There are various relics from Stone Age that are found in the district. These relics are similar to those discovered in Singhbhum, Purulia, Dhanbad and Bankura districts. These relics throw light on the fact that the entire zone had been in one and the same cultural zone. The name of the city in itself suggests a close association with Mahavira Bardha- man, the twenty-fourth and the last Jain Tirthankara. The Parasnath hill in Dhanbad district that is close to the border of Bardhaman was an important and holy center for Jains. It is believed that Mahavira, during the course of his sermons and speeches had visited Bardhaman. A large number of stone images of the different Tirthankars have been discovered in Burdwan(Bardhaman) district. Bardhaman played an important role during the age of Guptas and Sena kings. During the Muslim and Mughal period Burdwan was an important administrative headquarters.
It was at Bardhaman that Sher Afghan, husband of Nurjehan lived as a Jagirdar. He was anxious to bring his wife to his harem, for which he deputed Kutubuddin(as his Subedar) to Bardhaman. Ultimately both Sher Afghan and Kutubuddin were killed in a fight somewhere near the present Burdwan railway station. The two graves are seen lying side by side in Burdwan.
It was Bardhaman that gave sanctum to Pir Baharam when he had to leave Delhi due to the machinations of Abul Fazal and Faizi in Akbar`s time. Even today Hindus and Muslims of Bardhaman recall Pir Baharam with great regard.

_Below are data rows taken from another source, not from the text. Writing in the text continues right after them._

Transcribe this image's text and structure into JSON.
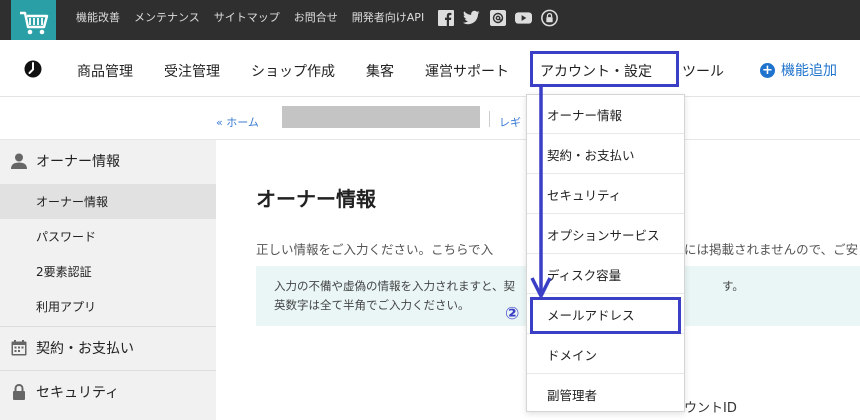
{
  "topbar": {
    "links": [
      "機能改善",
      "メンテナンス",
      "サイトマップ",
      "お問合せ",
      "開発者向けAPI"
    ],
    "social_icons": [
      "facebook-icon",
      "twitter-icon",
      "mail-icon",
      "youtube-icon",
      "lock-icon"
    ],
    "cart_color": "#2a9fa6"
  },
  "nav": {
    "items": [
      "商品管理",
      "受注管理",
      "ショップ作成",
      "集客",
      "運営サポート",
      "アカウント・設定",
      "ツール"
    ],
    "add_feature": "機能追加",
    "accent": "#1f73cc",
    "highlight_color": "#3a3fc6"
  },
  "breadcrumb": {
    "home": "« ホーム",
    "next": "レギ"
  },
  "sidebar": {
    "section1": "オーナー情報",
    "sub_items": [
      "オーナー情報",
      "パスワード",
      "2要素認証",
      "利用アプリ"
    ],
    "section2": "契約・お支払い",
    "section3": "セキュリティ"
  },
  "main": {
    "title": "オーナー情報",
    "intro_left": "正しい情報をご入力ください。こちらで入",
    "intro_right": "には掲載されませんので、ご安",
    "notice_line1": "入力の不備や虚偽の情報を入力されますと、契",
    "notice_line1_right": "す。",
    "notice_line2": "英数字は全て半角でご入力ください。",
    "field_partial": "ウントID"
  },
  "dropdown": {
    "items": [
      "オーナー情報",
      "契約・お支払い",
      "セキュリティ",
      "オプションサービス",
      "ディスク容量",
      "メールアドレス",
      "ドメイン",
      "副管理者"
    ]
  },
  "annotation": {
    "step": "②"
  }
}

There is also a large mango garden at Bardhaman known as Satir Math or the field of Sati. This field was witness to a hundreds of devoted wives who immolated themselves on the funeral pyre of their husbands.
The handover treaty of the three villages of Sutanuti, Gobindapur and Kolkata were signed between the East India Company and the Mughals at Bardhaman. Later the East India Company went on to rule India. These three villages grew up to be known as Kolkata or Calcutta today.
Geography of Bardhaman
The exact location of Bardhaman is 23.25Â° North and 87.85Â° East. It has a mean elevation of 40 metres (131 feet). The city is located slightly less than 100 km north- west of Kolkata, the capital of the state of West Bengal. It lies on the Grand Trunk Road (National Highway 2) and falls on the route of the Eastern Railway. The chief rivers are the Damodar and the Banka nala. As per the 2001 India census, Bardhaman has a total population of 285,871. The population is made up of 52% males and 48% females. Bardhaman has a mean literacy rate of 77%, higher than the nationwide standard of 59.5%. 55% of the males and 45% of the females are literate. 9% of the population is children below six years of age.
Main Rivers of the district are Ajay, Bhagirathi or Hooghly, Damodar and Barakar. In the district 30,949 hectares of the total land are covered by forest. These forest areas are broadly classified into Reserved Forests, Protected forests and unclassified state forests and lands.
Demography of Bardhaman
As per the 2001 census, the population of the district is 6.91 million. The sex ratio of Bardhaman is 921 females per 1000 males. The density of the population was 985 per sq. km. Bengali, and Hindi are the main languages spoken in the district.
Economy of Bardahaman
Bardhaman is predominantly an agricultural district, which is properly known as the granary of West Bengal. Most of the people depend on agriculture. The district of Burdwan is predominantly agricultural in its eastern part and highly industrialized in the western regions.
There are about 194 coalmines within its jurisdiction. The coals are being mined in Raniganj Coalfield since the year 1800. There are vast reserves for superior non-coking and inferior quality coals in these areas. Good quality fire clay occurs in the Barakar stage of the Raniganj coalfield. Besides, the fire clays, pottery clays and brick clays are also available. The principal commodity for trade in Bardhaman is rice. Rice is exported to other neighboring countries. The district has a very good network of Irrigation facilities. The main sources of irrigation are Government canals, tanks, wells and tube wells. Arasnol, which is a subdivision of the district, is one of the major industrial regions in the state of West Bengal. The most important of which is Durgapur, which has been built up as an industrial complex of the state. A large number of large sized industries have come up in the Durgapur Township. Besides, three important steel works are found at Kulu, Hirapur and Burnpur. Likewise, locomotive works at Chittaranjan, a big aluminum works at J.K. Nagar, a large paper mill at Raniganj are the important industries that deserve mention.